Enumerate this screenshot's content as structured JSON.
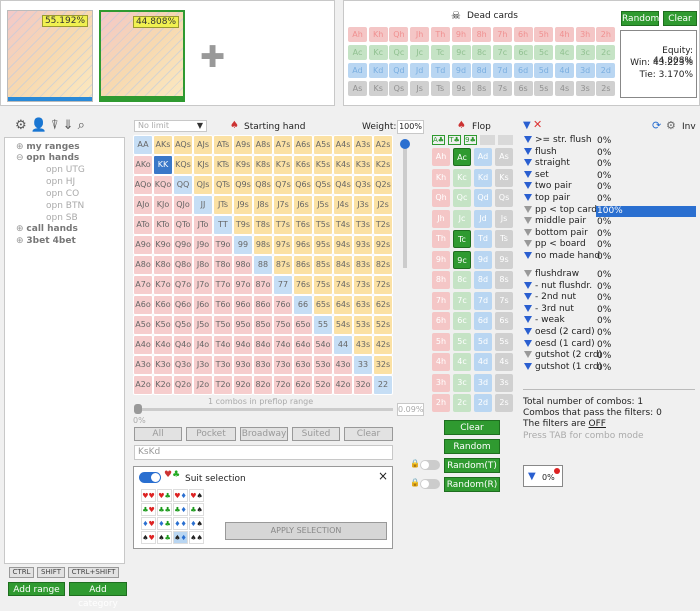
{
  "ranges": [
    {
      "pct": "55.192%",
      "accent": "#2a8ad8"
    },
    {
      "pct": "44.808%",
      "accent": "#2f9a30"
    }
  ],
  "dead_cards": {
    "title": "Dead cards",
    "random": "Random",
    "clear": "Clear",
    "rows": [
      [
        "Ah",
        "Kh",
        "Qh",
        "Jh",
        "Th",
        "9h",
        "8h",
        "7h",
        "6h",
        "5h",
        "4h",
        "3h",
        "2h"
      ],
      [
        "Ac",
        "Kc",
        "Qc",
        "Jc",
        "Tc",
        "9c",
        "8c",
        "7c",
        "6c",
        "5c",
        "4c",
        "3c",
        "2c"
      ],
      [
        "Ad",
        "Kd",
        "Qd",
        "Jd",
        "Td",
        "9d",
        "8d",
        "7d",
        "6d",
        "5d",
        "4d",
        "3d",
        "2d"
      ],
      [
        "As",
        "Ks",
        "Qs",
        "Js",
        "Ts",
        "9s",
        "8s",
        "7s",
        "6s",
        "5s",
        "4s",
        "3s",
        "2s"
      ]
    ]
  },
  "equity": {
    "equity": "Equity: 44.808%",
    "win": "Win: 43.223%",
    "tie": "Tie: 3.170%"
  },
  "limit": "No limit",
  "starting_hand": "Starting hand",
  "weight_label": "Weight:",
  "weight_value": "100%",
  "combos_info": "1 combos in preflop range",
  "slider_value": "0.09%",
  "slider_min": "0%",
  "filter_buttons": [
    "All",
    "Pocket",
    "Broadway",
    "Suited",
    "Clear"
  ],
  "hand_input": "KsKd",
  "suit_selection": {
    "title": "Suit selection",
    "apply": "APPLY SELECTION",
    "close": "×"
  },
  "tree": {
    "my_ranges": "my ranges",
    "opn_hands": "opn hands",
    "utg": "opn UTG",
    "hj": "opn HJ",
    "co": "opn CO",
    "btn": "opn BTN",
    "sb": "opn SB",
    "call_hands": "call hands",
    "bet3": "3bet 4bet"
  },
  "modifier_keys": [
    "CTRL",
    "SHIFT",
    "CTRL+SHIFT"
  ],
  "add_range": "Add range",
  "add_category": "Add category",
  "flop": {
    "title": "Flop",
    "chips": [
      "A♣",
      "T♣",
      "9♣"
    ],
    "cards": [
      [
        "Ah",
        "Ac",
        "Ad",
        "As"
      ],
      [
        "Kh",
        "Kc",
        "Kd",
        "Ks"
      ],
      [
        "Qh",
        "Qc",
        "Qd",
        "Qs"
      ],
      [
        "Jh",
        "Jc",
        "Jd",
        "Js"
      ],
      [
        "Th",
        "Tc",
        "Td",
        "Ts"
      ],
      [
        "9h",
        "9c",
        "9d",
        "9s"
      ],
      [
        "8h",
        "8c",
        "8d",
        "8s"
      ],
      [
        "7h",
        "7c",
        "7d",
        "7s"
      ],
      [
        "6h",
        "6c",
        "6d",
        "6s"
      ],
      [
        "5h",
        "5c",
        "5d",
        "5s"
      ],
      [
        "4h",
        "4c",
        "4d",
        "4s"
      ],
      [
        "3h",
        "3c",
        "3d",
        "3s"
      ],
      [
        "2h",
        "2c",
        "2d",
        "2s"
      ]
    ],
    "clear": "Clear",
    "random": "Random",
    "random_t": "Random(T)",
    "random_r": "Random(R)"
  },
  "inv": "Inv",
  "filters": [
    {
      "label": ">= str. flush",
      "value": "0%",
      "on": true
    },
    {
      "label": "flush",
      "value": "0%",
      "on": true
    },
    {
      "label": "straight",
      "value": "0%",
      "on": true
    },
    {
      "label": "set",
      "value": "0%",
      "on": true
    },
    {
      "label": "two pair",
      "value": "0%",
      "on": true
    },
    {
      "label": "top pair",
      "value": "0%",
      "on": true
    },
    {
      "label": "pp < top card",
      "value": "100%",
      "on": false,
      "hl": true
    },
    {
      "label": "middle pair",
      "value": "0%",
      "on": false
    },
    {
      "label": "bottom pair",
      "value": "0%",
      "on": false
    },
    {
      "label": "pp < board",
      "value": "0%",
      "on": false
    },
    {
      "label": "no made hand",
      "value": "0%",
      "on": true
    },
    {
      "label": "flushdraw",
      "value": "0%",
      "on": false
    },
    {
      "label": "- nut flushdr.",
      "value": "0%",
      "on": true
    },
    {
      "label": "- 2nd nut",
      "value": "0%",
      "on": true
    },
    {
      "label": "- 3rd nut",
      "value": "0%",
      "on": true
    },
    {
      "label": "- weak",
      "value": "0%",
      "on": true
    },
    {
      "label": "oesd (2 card)",
      "value": "0%",
      "on": true
    },
    {
      "label": "oesd (1 card)",
      "value": "0%",
      "on": true
    },
    {
      "label": "gutshot (2 crd)",
      "value": "0%",
      "on": false
    },
    {
      "label": "gutshot (1 crd)",
      "value": "0%",
      "on": true
    }
  ],
  "summary": {
    "total": "Total number of combos: 1",
    "pass": "Combos that pass the filters: 0",
    "filters_prefix": "The filters are ",
    "filters_state": "OFF",
    "hint": "Press TAB for combo mode"
  },
  "badge_value": "0%",
  "matrix_ranks": [
    "A",
    "K",
    "Q",
    "J",
    "T",
    "9",
    "8",
    "7",
    "6",
    "5",
    "4",
    "3",
    "2"
  ],
  "selected_hands": [
    "KK"
  ]
}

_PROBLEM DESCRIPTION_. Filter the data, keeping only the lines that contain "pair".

_WRITTEN ANSWER_.
      "label": "two pair",
      "label": "top pair",
      "label": "middle pair",
      "label": "bottom pair",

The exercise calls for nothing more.